Lelia's Waiting Woman. She is more sympathetic than her mistress. She admits Lelia's destitute father against Lelia's orders. She also demonstrates a talent for learning Lelia's lessons. When Julio returns later with Angilo, she follows Lelia's commands to pretend that she is not allowed to let them enter until they bribe her adequately. She uses these principles on her own initiative later when Angilo returns unexpectedly and first tries to wheedle, then bribe his way in. She finally agrees to let him in as long as he promises to conceal his presence. When bidden, she brings nightwear and slippers to Lelia's father. Lelia's Waiting Woman is taken to Angilo's house with Lelia to be redeemed.


A "ghost character" mentioned by Franck as someone with whom Clora had become infatuated "for singing of Queen Dido."


Perhaps a "ghost character," but more likely the name of the First Tavern Boy.


Along with Lodowicke, Piso asks Lelia's father if he is Lelia's pander and is beaten by Lelia's father for the insult. Piso and Lodowicke warn Frederick that Franck is in love with Jacamo and mock Jacamo. Despite Frederick's defending Jacamo's name by pulling a sword and threatening them, forcing them to admit that they are rascals in order to avoid a beating, Piso and Lodowicke plot to make Jacamo drunk and lead him to Franck, where they expect him to disgrace himself. Piso arranges with the Host to provide plenty of drink for Jacamo. Piso, Lodowicke, and the Host fail to out-drink Jacamo, who reveals that he knew their plot and beats Piso and Lodowicke. After Lelia's father tells Lodowicke that a rich, beautiful, young, and virtuous widow has fallen in love with him, and sends him to procure all the necessary accoutrements for a wedding, Lelia's father reveals that the intended groom is really Piso. Delighted with his luck, Piso marries Lelia, but is somewhat concerned when he discovers that not only is the purportedly virtuous widow the same woman whose reputation he had earlier insulted but also his father-in-law is the same man who had earlier beaten him. He resolves to make the best of the situation, however, especially as Lelia's father reveals that Piso and Lelia will have ample money to live on.


Perhaps a "ghost character," but more likely the name of the Second Tavern Boy.


Three tavern boys figure in the play.
  • The First Tavern Boy is possibly also called Peter.
  • The Second Tavern Boy is probably also called Robin. He brings alcohol to the Host, Jacamo, Piso, and Lodowicke.
  • The Third Tavern Boy is given no name.
All three boys draw alcohol and prepare tobacco for the Host and discuss how drunk the Host and Jacamo are.

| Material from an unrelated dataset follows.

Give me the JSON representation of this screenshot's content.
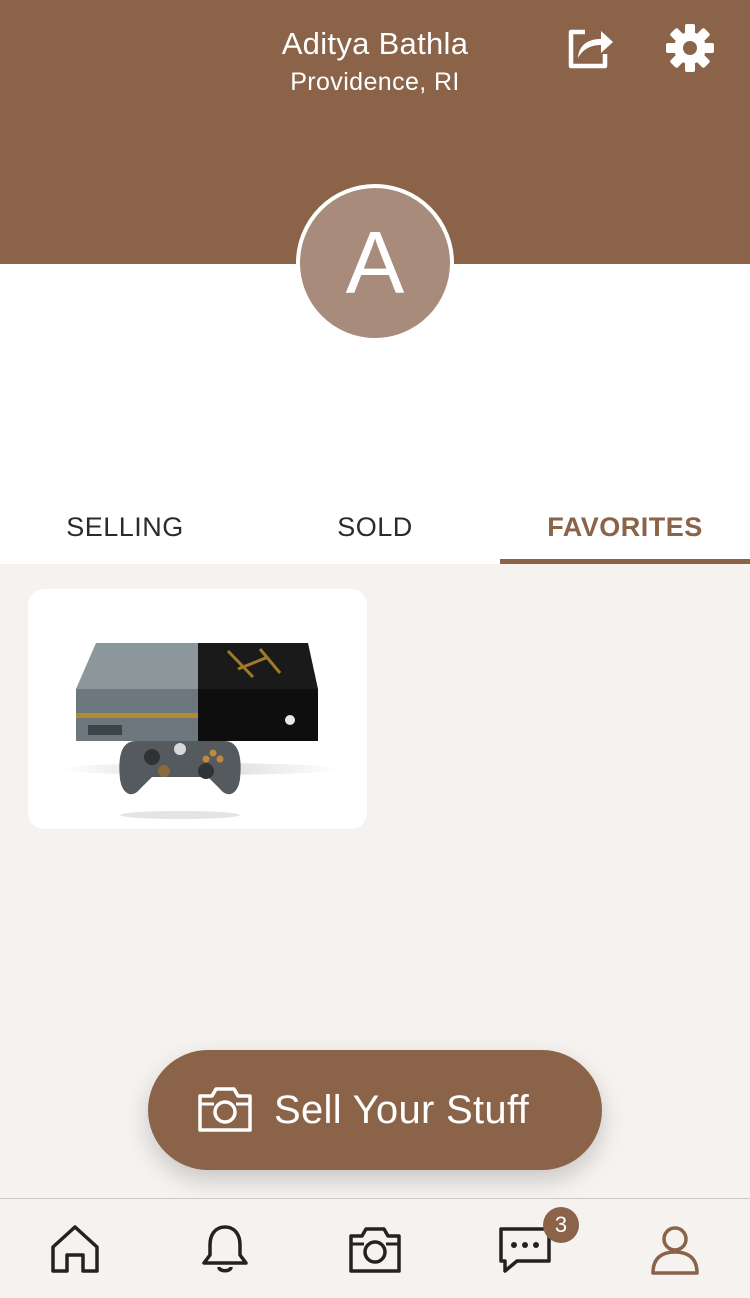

Two servants who bring orders for alcohol to the three tavern boys.